Various tips, coping skills and other helpful tools to improve communication can be found in Allison Shadday’s book, MS and Your Feelings (available on Amazon). Shadday’s book specifically addresses the emotional pain caused by the unpredictable, chronic and often disabling issues pertaining to MS. Allison Shadday offers readers effective strategies for dealing with the psychological trauma of this disease. She shares real-life MS success stories and gives insightful professional advice derived from years of counseling hundreds of chronically ill patients. Her book offers readers hope, inspiration and validation, teaching them how to come to terms with an MS diagnosis; strategies for identifying and managing stress triggers; ways to cope with fear, guilt, anger, loss, depression, and isolation; steps to enhance intimacy and develop a greater sense of emotional security; and more. 


According to Daniel Aldrich, a professor of political science and public policy at Northeastern University, “efforts to slow the COVID-19 should encourage strengthening social ties while maintaining physical distancing.” A great example is when young people will run errands for elderly neighbors. This is practicing “social connectedness with physical distance.”
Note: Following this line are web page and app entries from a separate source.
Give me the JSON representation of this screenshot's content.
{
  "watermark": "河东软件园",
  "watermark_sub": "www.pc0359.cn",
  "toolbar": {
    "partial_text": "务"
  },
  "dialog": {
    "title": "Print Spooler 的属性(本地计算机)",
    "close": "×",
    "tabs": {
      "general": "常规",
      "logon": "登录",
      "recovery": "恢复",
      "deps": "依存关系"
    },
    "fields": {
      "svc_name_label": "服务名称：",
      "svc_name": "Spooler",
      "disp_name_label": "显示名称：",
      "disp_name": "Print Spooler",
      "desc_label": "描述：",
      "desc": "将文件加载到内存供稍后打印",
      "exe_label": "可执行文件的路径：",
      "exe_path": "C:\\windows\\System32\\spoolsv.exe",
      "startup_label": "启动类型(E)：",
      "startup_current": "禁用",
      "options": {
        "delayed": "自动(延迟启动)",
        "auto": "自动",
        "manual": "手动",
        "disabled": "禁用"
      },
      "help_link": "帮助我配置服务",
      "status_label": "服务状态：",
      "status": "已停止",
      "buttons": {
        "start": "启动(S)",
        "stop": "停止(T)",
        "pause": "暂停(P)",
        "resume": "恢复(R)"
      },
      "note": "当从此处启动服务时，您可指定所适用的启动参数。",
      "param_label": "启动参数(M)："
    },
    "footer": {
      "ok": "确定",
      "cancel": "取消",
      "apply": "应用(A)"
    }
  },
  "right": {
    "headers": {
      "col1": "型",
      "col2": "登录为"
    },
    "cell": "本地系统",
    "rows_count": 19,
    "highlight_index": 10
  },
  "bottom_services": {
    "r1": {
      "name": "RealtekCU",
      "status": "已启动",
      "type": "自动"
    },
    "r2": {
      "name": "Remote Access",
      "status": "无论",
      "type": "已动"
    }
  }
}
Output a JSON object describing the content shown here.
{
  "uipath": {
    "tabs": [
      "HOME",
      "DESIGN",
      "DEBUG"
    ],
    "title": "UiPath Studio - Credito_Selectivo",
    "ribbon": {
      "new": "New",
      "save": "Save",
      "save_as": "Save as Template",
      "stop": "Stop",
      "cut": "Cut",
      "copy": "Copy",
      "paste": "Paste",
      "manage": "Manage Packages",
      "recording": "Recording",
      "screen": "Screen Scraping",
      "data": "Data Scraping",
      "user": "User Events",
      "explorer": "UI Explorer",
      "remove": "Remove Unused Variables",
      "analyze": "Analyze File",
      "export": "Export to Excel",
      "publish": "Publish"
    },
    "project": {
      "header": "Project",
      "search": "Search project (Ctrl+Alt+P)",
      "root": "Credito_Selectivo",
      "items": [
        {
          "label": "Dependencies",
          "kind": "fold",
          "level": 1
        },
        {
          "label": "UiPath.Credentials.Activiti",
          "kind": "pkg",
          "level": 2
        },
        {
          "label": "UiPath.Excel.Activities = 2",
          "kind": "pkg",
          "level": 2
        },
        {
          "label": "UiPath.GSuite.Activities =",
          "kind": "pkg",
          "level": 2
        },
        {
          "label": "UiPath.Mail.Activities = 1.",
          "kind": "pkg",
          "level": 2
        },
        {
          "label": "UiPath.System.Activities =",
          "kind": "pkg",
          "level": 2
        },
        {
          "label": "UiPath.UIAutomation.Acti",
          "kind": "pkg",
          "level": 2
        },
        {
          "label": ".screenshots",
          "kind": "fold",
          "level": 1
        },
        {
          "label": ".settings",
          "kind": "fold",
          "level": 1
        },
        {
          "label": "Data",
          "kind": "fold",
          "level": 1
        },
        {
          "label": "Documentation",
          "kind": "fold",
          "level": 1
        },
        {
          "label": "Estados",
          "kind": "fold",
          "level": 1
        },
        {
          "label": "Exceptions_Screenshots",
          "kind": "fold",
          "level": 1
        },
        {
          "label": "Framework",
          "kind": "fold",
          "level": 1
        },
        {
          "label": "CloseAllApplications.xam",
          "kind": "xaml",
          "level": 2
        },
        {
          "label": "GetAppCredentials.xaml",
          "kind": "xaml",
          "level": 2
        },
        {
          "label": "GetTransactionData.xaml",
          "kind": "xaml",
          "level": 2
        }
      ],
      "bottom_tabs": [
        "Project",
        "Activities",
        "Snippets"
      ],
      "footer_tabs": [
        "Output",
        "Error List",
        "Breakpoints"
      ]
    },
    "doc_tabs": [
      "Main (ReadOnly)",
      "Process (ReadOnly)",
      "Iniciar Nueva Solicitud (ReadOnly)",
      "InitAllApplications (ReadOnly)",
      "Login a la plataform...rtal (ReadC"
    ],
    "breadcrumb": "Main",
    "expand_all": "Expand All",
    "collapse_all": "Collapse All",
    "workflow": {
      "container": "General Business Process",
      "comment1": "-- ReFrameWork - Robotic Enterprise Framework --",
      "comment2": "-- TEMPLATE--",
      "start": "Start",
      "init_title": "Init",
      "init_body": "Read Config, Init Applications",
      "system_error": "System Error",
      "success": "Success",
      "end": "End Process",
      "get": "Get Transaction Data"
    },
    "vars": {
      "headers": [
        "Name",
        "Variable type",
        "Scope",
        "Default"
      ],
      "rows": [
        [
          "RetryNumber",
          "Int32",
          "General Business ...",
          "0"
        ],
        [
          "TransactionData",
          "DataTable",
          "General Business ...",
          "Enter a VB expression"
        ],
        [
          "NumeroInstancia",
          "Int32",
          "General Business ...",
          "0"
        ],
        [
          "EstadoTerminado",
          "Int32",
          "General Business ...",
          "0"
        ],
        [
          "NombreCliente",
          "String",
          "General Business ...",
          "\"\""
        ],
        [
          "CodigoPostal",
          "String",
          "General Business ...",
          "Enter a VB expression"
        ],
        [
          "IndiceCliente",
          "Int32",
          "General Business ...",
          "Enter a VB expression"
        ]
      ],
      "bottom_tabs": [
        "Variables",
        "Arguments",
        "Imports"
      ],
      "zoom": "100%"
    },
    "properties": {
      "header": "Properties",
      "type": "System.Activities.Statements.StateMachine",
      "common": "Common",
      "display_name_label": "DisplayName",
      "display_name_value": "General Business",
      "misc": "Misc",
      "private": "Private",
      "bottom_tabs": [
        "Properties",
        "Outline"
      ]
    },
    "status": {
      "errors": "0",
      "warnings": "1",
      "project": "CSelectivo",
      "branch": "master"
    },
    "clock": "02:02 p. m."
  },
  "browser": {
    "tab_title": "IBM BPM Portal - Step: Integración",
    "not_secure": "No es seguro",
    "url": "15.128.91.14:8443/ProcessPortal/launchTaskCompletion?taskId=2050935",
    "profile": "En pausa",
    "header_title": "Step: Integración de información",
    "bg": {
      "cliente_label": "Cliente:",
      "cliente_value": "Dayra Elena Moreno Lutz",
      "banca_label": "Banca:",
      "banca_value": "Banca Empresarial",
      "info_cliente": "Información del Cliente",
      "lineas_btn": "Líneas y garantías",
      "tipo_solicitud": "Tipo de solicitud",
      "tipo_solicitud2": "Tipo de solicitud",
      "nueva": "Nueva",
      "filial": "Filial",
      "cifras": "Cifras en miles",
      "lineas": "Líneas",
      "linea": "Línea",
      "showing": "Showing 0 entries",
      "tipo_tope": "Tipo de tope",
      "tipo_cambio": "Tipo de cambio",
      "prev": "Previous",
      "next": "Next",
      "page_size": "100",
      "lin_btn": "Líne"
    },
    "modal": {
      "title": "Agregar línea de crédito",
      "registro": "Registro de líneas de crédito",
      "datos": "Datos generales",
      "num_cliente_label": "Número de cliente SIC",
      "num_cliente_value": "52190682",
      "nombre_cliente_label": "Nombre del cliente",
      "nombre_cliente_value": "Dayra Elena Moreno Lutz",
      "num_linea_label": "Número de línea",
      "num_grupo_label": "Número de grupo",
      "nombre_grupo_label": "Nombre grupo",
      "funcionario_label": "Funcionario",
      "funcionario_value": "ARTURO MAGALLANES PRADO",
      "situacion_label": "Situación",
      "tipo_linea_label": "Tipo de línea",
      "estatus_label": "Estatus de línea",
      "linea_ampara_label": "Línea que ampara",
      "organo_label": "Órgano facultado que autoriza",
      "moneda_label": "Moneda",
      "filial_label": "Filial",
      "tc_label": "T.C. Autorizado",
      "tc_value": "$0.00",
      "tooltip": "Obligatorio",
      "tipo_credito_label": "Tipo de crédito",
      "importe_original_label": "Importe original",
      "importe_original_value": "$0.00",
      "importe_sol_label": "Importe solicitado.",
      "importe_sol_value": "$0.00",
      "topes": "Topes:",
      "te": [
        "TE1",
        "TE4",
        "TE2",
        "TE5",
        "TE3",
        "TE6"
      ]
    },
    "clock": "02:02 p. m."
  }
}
It’s the social ties that can help us get through the hard times. Whether it be natural disasters, illness, pandemics or other life altering struggles, we need to be there for each other, connected in some form of fashion. 
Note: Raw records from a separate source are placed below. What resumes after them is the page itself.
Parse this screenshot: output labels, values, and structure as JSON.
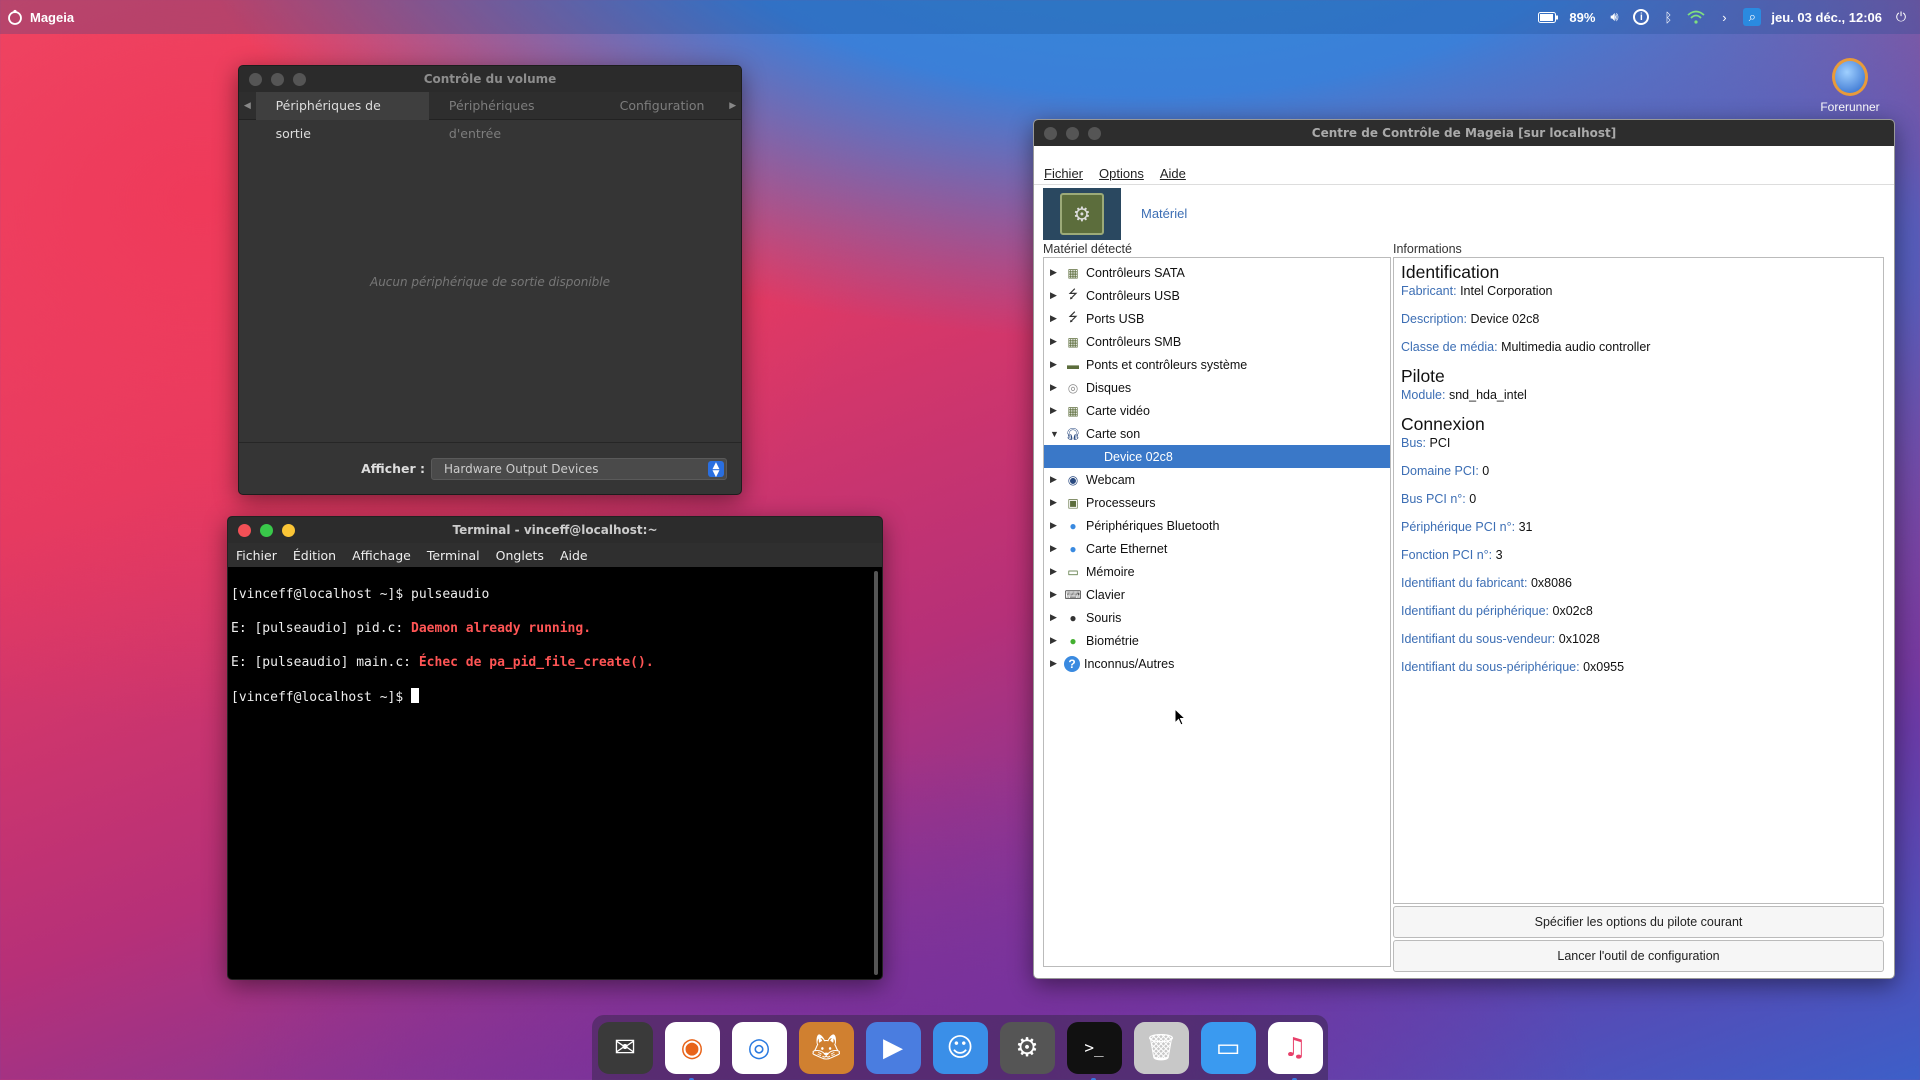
{
  "topbar": {
    "app_name": "Mageia",
    "battery": "89%",
    "datetime": "jeu. 03 déc., 12:06",
    "icons": [
      "battery-icon",
      "volume-icon",
      "info-icon",
      "bluetooth-icon",
      "wifi-icon",
      "chevron-right-icon",
      "search-icon",
      "power-icon"
    ]
  },
  "desktop_icon": {
    "label": "Forerunner"
  },
  "volume": {
    "title": "Contrôle du volume",
    "tabs": [
      "Périphériques de sortie",
      "Périphériques d'entrée",
      "Configuration"
    ],
    "empty_message": "Aucun périphérique de sortie disponible",
    "show_label": "Afficher :",
    "show_value": "Hardware Output Devices"
  },
  "terminal": {
    "title": "Terminal - vinceff@localhost:~",
    "menu": [
      "Fichier",
      "Édition",
      "Affichage",
      "Terminal",
      "Onglets",
      "Aide"
    ],
    "lines": [
      {
        "plain": "[vinceff@localhost ~]$ pulseaudio",
        "red": ""
      },
      {
        "plain": "E: [pulseaudio] pid.c: ",
        "red": "Daemon already running."
      },
      {
        "plain": "E: [pulseaudio] main.c: ",
        "red": "Échec de pa_pid_file_create()."
      },
      {
        "plain": "[vinceff@localhost ~]$ ",
        "red": ""
      }
    ]
  },
  "mcc": {
    "title": "Centre de Contrôle de Mageia  [sur localhost]",
    "menu": [
      "Fichier",
      "Options",
      "Aide"
    ],
    "section_label": "Matériel",
    "left_caption": "Matériel détecté",
    "right_caption": "Informations",
    "tree": [
      {
        "label": "Contrôleurs SATA",
        "icon": "chip-icon",
        "expanded": false
      },
      {
        "label": "Contrôleurs USB",
        "icon": "usb-icon",
        "expanded": false
      },
      {
        "label": "Ports USB",
        "icon": "usb-icon",
        "expanded": false
      },
      {
        "label": "Contrôleurs SMB",
        "icon": "chip-icon",
        "expanded": false
      },
      {
        "label": "Ponts et contrôleurs système",
        "icon": "bridge-icon",
        "expanded": false
      },
      {
        "label": "Disques",
        "icon": "disk-icon",
        "expanded": false
      },
      {
        "label": "Carte vidéo",
        "icon": "chip-icon",
        "expanded": false
      },
      {
        "label": "Carte son",
        "icon": "headphones-icon",
        "expanded": true
      },
      {
        "label": "Device 02c8",
        "icon": "",
        "child": true
      },
      {
        "label": "Webcam",
        "icon": "webcam-icon",
        "expanded": false
      },
      {
        "label": "Processeurs",
        "icon": "cpu-icon",
        "expanded": false
      },
      {
        "label": "Périphériques Bluetooth",
        "icon": "globe-icon",
        "expanded": false
      },
      {
        "label": "Carte Ethernet",
        "icon": "globe-icon",
        "expanded": false
      },
      {
        "label": "Mémoire",
        "icon": "memory-icon",
        "expanded": false
      },
      {
        "label": "Clavier",
        "icon": "keyboard-icon",
        "expanded": false
      },
      {
        "label": "Souris",
        "icon": "mouse-icon",
        "expanded": false
      },
      {
        "label": "Biométrie",
        "icon": "biometric-icon",
        "expanded": false
      },
      {
        "label": "Inconnus/Autres",
        "icon": "question-icon",
        "expanded": false
      }
    ],
    "info": {
      "identification": {
        "heading": "Identification",
        "rows": [
          [
            "Fabricant:",
            "Intel Corporation"
          ],
          [
            "Description:",
            "Device 02c8"
          ],
          [
            "Classe de média:",
            "Multimedia audio controller"
          ]
        ]
      },
      "pilote": {
        "heading": "Pilote",
        "rows": [
          [
            "Module:",
            "snd_hda_intel"
          ]
        ]
      },
      "connexion": {
        "heading": "Connexion",
        "rows": [
          [
            "Bus:",
            "PCI"
          ],
          [
            "Domaine PCI:",
            "0"
          ],
          [
            "Bus PCI n°:",
            "0"
          ],
          [
            "Périphérique PCI n°:",
            "31"
          ],
          [
            "Fonction PCI n°:",
            "3"
          ],
          [
            "Identifiant du fabricant:",
            "0x8086"
          ],
          [
            "Identifiant du périphérique:",
            "0x02c8"
          ],
          [
            "Identifiant du sous-vendeur:",
            "0x1028"
          ],
          [
            "Identifiant du sous-périphérique:",
            "0x0955"
          ]
        ]
      }
    },
    "buttons": [
      "Spécifier les options du pilote courant",
      "Lancer l'outil de configuration"
    ]
  },
  "dock": [
    {
      "name": "mail-icon",
      "color": "#3a3a3a"
    },
    {
      "name": "firefox-icon",
      "color": "#ffffff"
    },
    {
      "name": "browser-icon",
      "color": "#ffffff"
    },
    {
      "name": "gimp-icon",
      "color": "#d08030"
    },
    {
      "name": "video-call-icon",
      "color": "#4a7de0"
    },
    {
      "name": "finder-icon",
      "color": "#3a8fe8"
    },
    {
      "name": "settings-icon",
      "color": "#555555"
    },
    {
      "name": "terminal-icon",
      "color": "#111111"
    },
    {
      "name": "trash-icon",
      "color": "#c8c8c8"
    },
    {
      "name": "files-icon",
      "color": "#3a9af0"
    },
    {
      "name": "music-icon",
      "color": "#ffffff"
    }
  ]
}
Social Media: People may be in isolation or “lockdown” inside their homes, yet social media changes the dynamic. Social media is a tool which can keep us informed, engaged and interacting with others. This can lessen the feeling of being alone and lonely. I’ve noticed a bit of an ebb and flow in activity levels on my social media platforms these days, yet I truly think people know if they need connection to feel less anxious or stressed there’s emotional support and friends available at the click of a button.

Virtual Chatting: Video chats are on the rise these days. They are a fantastic way to gather people together as a group or one to one. I’m finally seeing several people in my MS community willing to break out of their comfort zone and try out the various video chat platforms. For those who have yet to explore the world of video chats, I highly recommend you give it a shot. Zoom, FaceTime and GoToMeeting are a few of the most popular and reliable platforms to use (in my opinion). Video platforms are wonderful options for a more personal connection when bringing people together. Virtual meetings, parties and other gatherings are a collaborative, supportive way to bond with family, friends and co-workers.

Phone calls: Not everyone is tech savvy or an online user of social media. Remember the old days when we used to actually call people on the phone? Use this available tool and reach out to those who could use a call just to say hello, offer assistance, or just to let them know they matter. 

Social connections are crucial, necessary, and therapeutic for coping, rebuilding, and recovering. Who knows what the next days or months will bring. But no matter what, we are not alone. Reach out and encourage others to do the same.